* Assignment *
Please copy out each entry, word for word.

* Input material *
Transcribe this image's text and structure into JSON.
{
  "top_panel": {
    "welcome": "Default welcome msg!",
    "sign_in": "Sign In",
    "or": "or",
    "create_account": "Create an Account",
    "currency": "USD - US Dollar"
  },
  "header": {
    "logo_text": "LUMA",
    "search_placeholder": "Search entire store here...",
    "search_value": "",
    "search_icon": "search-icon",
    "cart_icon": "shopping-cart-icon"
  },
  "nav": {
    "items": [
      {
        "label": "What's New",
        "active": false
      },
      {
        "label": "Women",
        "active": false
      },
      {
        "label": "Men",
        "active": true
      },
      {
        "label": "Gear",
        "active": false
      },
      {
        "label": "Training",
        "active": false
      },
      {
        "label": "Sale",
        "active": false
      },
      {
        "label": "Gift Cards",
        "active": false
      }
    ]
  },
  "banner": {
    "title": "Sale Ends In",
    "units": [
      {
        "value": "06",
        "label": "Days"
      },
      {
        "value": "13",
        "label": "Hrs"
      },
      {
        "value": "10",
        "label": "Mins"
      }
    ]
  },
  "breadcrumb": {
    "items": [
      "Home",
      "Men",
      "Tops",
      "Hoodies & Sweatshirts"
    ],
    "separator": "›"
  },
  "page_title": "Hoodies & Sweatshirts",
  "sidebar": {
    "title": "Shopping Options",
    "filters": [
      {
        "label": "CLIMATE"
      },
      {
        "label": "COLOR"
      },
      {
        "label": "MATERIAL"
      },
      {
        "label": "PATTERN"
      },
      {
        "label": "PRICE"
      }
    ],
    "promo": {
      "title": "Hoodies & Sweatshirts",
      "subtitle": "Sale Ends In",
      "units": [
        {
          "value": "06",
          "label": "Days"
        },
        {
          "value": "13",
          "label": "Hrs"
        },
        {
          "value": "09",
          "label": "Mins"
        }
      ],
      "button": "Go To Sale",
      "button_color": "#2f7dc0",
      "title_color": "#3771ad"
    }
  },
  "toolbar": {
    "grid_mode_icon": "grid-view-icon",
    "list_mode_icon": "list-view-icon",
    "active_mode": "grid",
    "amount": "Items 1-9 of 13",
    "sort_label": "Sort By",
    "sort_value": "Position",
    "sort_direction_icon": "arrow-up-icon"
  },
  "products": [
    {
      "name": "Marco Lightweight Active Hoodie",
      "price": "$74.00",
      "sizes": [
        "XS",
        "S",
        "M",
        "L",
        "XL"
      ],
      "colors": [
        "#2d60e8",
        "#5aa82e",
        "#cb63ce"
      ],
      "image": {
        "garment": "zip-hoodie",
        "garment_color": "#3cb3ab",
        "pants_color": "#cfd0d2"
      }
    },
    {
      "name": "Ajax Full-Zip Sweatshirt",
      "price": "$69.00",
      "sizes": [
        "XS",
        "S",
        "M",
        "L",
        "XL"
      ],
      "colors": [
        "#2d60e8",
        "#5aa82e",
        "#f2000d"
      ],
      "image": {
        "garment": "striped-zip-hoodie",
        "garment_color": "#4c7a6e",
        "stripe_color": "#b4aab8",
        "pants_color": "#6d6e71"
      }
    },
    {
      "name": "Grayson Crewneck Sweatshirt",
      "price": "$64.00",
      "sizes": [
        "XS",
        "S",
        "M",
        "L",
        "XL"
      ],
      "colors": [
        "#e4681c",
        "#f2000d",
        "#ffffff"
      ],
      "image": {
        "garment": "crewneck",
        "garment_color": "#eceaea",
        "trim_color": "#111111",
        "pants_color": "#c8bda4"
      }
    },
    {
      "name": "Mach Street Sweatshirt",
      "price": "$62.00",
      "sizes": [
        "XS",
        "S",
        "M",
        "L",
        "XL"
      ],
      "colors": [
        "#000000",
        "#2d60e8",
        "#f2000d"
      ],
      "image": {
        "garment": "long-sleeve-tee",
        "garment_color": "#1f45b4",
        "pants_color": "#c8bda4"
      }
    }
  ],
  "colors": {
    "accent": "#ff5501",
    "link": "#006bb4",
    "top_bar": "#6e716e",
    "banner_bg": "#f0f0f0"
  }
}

* Solution for this exercise *
Transcribe this image's text and structure into JSON.
{
  "top_panel": {
    "welcome": "Default welcome msg!",
    "sign_in": "Sign In",
    "or": "or",
    "create_account": "Create an Account",
    "currency": "USD - US Dollar"
  },
  "header": {
    "logo_text": "LUMA",
    "search_placeholder": "Search entire store here...",
    "search_value": "",
    "search_icon": "search-icon",
    "cart_icon": "shopping-cart-icon"
  },
  "nav": {
    "items": [
      {
        "label": "What's New",
        "active": false
      },
      {
        "label": "Women",
        "active": false
      },
      {
        "label": "Men",
        "active": true
      },
      {
        "label": "Gear",
        "active": false
      },
      {
        "label": "Training",
        "active": false
      },
      {
        "label": "Sale",
        "active": false
      },
      {
        "label": "Gift Cards",
        "active": false
      }
    ]
  },
  "banner": {
    "title": "Sale Ends In",
    "units": [
      {
        "value": "06",
        "label": "Days"
      },
      {
        "value": "13",
        "label": "Hrs"
      },
      {
        "value": "10",
        "label": "Mins"
      }
    ]
  },
  "breadcrumb": {
    "items": [
      "Home",
      "Men",
      "Tops",
      "Hoodies & Sweatshirts"
    ],
    "separator": "›"
  },
  "page_title": "Hoodies & Sweatshirts",
  "sidebar": {
    "title": "Shopping Options",
    "filters": [
      {
        "label": "CLIMATE"
      },
      {
        "label": "COLOR"
      },
      {
        "label": "MATERIAL"
      },
      {
        "label": "PATTERN"
      },
      {
        "label": "PRICE"
      }
    ],
    "promo": {
      "title": "Hoodies & Sweatshirts",
      "subtitle": "Sale Ends In",
      "units": [
        {
          "value": "06",
          "label": "Days"
        },
        {
          "value": "13",
          "label": "Hrs"
        },
        {
          "value": "09",
          "label": "Mins"
        }
      ],
      "button": "Go To Sale",
      "button_color": "#2f7dc0",
      "title_color": "#3771ad"
    }
  },
  "toolbar": {
    "grid_mode_icon": "grid-view-icon",
    "list_mode_icon": "list-view-icon",
    "active_mode": "grid",
    "amount": "Items 1-9 of 13",
    "sort_label": "Sort By",
    "sort_value": "Position",
    "sort_direction_icon": "arrow-up-icon"
  },
  "products": [
    {
      "name": "Marco Lightweight Active Hoodie",
      "price": "$74.00",
      "sizes": [
        "XS",
        "S",
        "M",
        "L",
        "XL"
      ],
      "colors": [
        "#2d60e8",
        "#5aa82e",
        "#cb63ce"
      ],
      "image": {
        "garment": "zip-hoodie",
        "garment_color": "#3cb3ab",
        "pants_color": "#cfd0d2"
      }
    },
    {
      "name": "Ajax Full-Zip Sweatshirt",
      "price": "$69.00",
      "sizes": [
        "XS",
        "S",
        "M",
        "L",
        "XL"
      ],
      "colors": [
        "#2d60e8",
        "#5aa82e",
        "#f2000d"
      ],
      "image": {
        "garment": "striped-zip-hoodie",
        "garment_color": "#4c7a6e",
        "stripe_color": "#b4aab8",
        "pants_color": "#6d6e71"
      }
    },
    {
      "name": "Grayson Crewneck Sweatshirt",
      "price": "$64.00",
      "sizes": [
        "XS",
        "S",
        "M",
        "L",
        "XL"
      ],
      "colors": [
        "#e4681c",
        "#f2000d",
        "#ffffff"
      ],
      "image": {
        "garment": "crewneck",
        "garment_color": "#eceaea",
        "trim_color": "#111111",
        "pants_color": "#c8bda4"
      }
    },
    {
      "name": "Mach Street Sweatshirt",
      "price": "$62.00",
      "sizes": [
        "XS",
        "S",
        "M",
        "L",
        "XL"
      ],
      "colors": [
        "#000000",
        "#2d60e8",
        "#f2000d"
      ],
      "image": {
        "garment": "long-sleeve-tee",
        "garment_color": "#1f45b4",
        "pants_color": "#c8bda4"
      }
    }
  ],
  "colors": {
    "accent": "#ff5501",
    "link": "#006bb4",
    "top_bar": "#6e716e",
    "banner_bg": "#f0f0f0"
  }
}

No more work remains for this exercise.